Why stay with us on your Gulet Holiday?
What is special about staying at Villa Nurtan? It is the house that we built for ourselves, that we would be proud to live in and share with others. It is for those that want complete privacy and who will our enjoy our garden and the free produce that grows in it – including mulberries in May, herbs, tomatoes, salads, through the season, sweetcorn in late summer and grapes in the Autumn. Orhaniye Photos.
It is where to stay if you like a lot of space around you – both inside and out – whether you want to laze in a hammock, our wonderful pavilion, verandas or balconies. You can watch the natural world at your leisure – the bats and stars at night, birds swooping to drink at the pool, dragonflies over the water, the birds of prey overhead or just watch the garden grow. Surrounded by fields, woodland and the nearby hills it is a nature lover’s paradise. Why stay in Villa Nurtan?
Villa Anni has a more intimate feel. Built into the wooded hillside there is shade and sun – both of which are the essence of a summer holiday in Turkey. The villa is private but it is built above one of the village lanes, so you will see passing below a little of village life as people and their animals pass by on their daily business. Floating in the pool you look up into woodland in one direction and across the valley to the hills in the other.

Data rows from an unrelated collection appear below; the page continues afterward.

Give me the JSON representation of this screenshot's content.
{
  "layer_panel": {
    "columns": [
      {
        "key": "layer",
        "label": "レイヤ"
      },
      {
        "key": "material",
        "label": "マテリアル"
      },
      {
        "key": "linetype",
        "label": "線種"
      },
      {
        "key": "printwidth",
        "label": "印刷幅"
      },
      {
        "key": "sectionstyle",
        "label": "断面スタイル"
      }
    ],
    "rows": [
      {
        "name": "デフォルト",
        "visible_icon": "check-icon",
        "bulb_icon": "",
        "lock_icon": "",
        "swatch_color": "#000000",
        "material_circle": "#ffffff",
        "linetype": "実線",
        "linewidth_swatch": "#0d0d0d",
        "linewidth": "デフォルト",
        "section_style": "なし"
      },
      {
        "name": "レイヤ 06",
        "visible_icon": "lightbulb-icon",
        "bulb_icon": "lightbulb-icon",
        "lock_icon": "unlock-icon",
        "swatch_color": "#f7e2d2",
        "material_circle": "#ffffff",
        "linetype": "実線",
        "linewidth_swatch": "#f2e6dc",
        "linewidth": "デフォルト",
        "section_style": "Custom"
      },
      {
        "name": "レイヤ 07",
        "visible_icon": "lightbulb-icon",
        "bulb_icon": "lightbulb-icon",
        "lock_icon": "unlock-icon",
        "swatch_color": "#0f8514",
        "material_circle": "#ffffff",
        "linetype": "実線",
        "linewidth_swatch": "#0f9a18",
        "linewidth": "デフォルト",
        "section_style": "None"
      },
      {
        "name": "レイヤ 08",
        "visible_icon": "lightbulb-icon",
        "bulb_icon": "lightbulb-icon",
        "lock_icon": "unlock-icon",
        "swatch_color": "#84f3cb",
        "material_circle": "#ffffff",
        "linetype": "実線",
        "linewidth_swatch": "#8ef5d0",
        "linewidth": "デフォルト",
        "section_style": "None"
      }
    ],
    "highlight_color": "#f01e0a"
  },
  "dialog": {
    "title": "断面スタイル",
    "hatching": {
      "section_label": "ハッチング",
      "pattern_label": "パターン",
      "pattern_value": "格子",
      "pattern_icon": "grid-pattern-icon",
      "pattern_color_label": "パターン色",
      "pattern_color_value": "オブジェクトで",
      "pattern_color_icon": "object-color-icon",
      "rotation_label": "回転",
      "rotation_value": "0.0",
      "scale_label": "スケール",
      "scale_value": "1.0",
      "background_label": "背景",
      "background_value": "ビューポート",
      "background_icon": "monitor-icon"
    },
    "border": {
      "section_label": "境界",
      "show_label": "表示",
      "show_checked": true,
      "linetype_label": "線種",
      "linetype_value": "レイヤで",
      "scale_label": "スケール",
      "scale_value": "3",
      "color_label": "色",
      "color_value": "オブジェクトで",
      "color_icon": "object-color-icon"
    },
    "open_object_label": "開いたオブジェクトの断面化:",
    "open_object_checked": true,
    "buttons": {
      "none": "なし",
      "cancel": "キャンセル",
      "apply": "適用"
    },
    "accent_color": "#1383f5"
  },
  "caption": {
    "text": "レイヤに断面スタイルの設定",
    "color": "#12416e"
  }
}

You can eat in the large downstairs veranda or on the top floor balcony – ideal for those moments when you want to stop and stare, sit around the table companiably with the tipple of your choice or read a book quietly whilst listening to the sounds of village life.
Villa Lale nestles in the midst of orange groves. Close to the heart of the hamlet access is via a track away from any road.
Yet you will hear and see village life – the call to prayer from the nearby mosque, women (usually ) working in the nearby fields, chickens, cows and goats in the surrounding orchards. This is a place for those who want to experience rural village life, without sacrificing luxury.
What is it like to stay in a Turkish village? You will notice that everyone is friendly and will greet you with ‘Merhaba’ (Hello). The Kecibuku hamlet has a population of around 350, so you can be sure that everyone will know who you are or will work out where you are staying very quickly. As a stranger you are a guest in the community, so you may be given a gesture of welcome – perhaps an orange or a fig from a tree as you walk by.
There are the sounds of village life. If you are used to the rumble of cars and street life, you will instead get used to the call to prayer just before dawn and at intervals through the day from the village mosque. At night time you may hear cockerels, dogs, the snuffle of a wild boar, the occasional gun shot as the men hunt at night for them or the music of a wedding celebration. At other times there is utter quiet – except for the sounds of frogs in the spring whilst the streams are running and the cicadas in high summer.
During the day you are likely to see women working in the fields, or perhaps walking past carrying large bundles of firewood or animal feed on their backs. You may see goats trying to feed from our garden, chickens wandering through it, cows being walked up the hillside to fresher pastures, beehives lining the tracks into the hills. In late autumn the village is occupied with the olive harvest – either for curing at home or for taking over in bulk to Datca for pressing.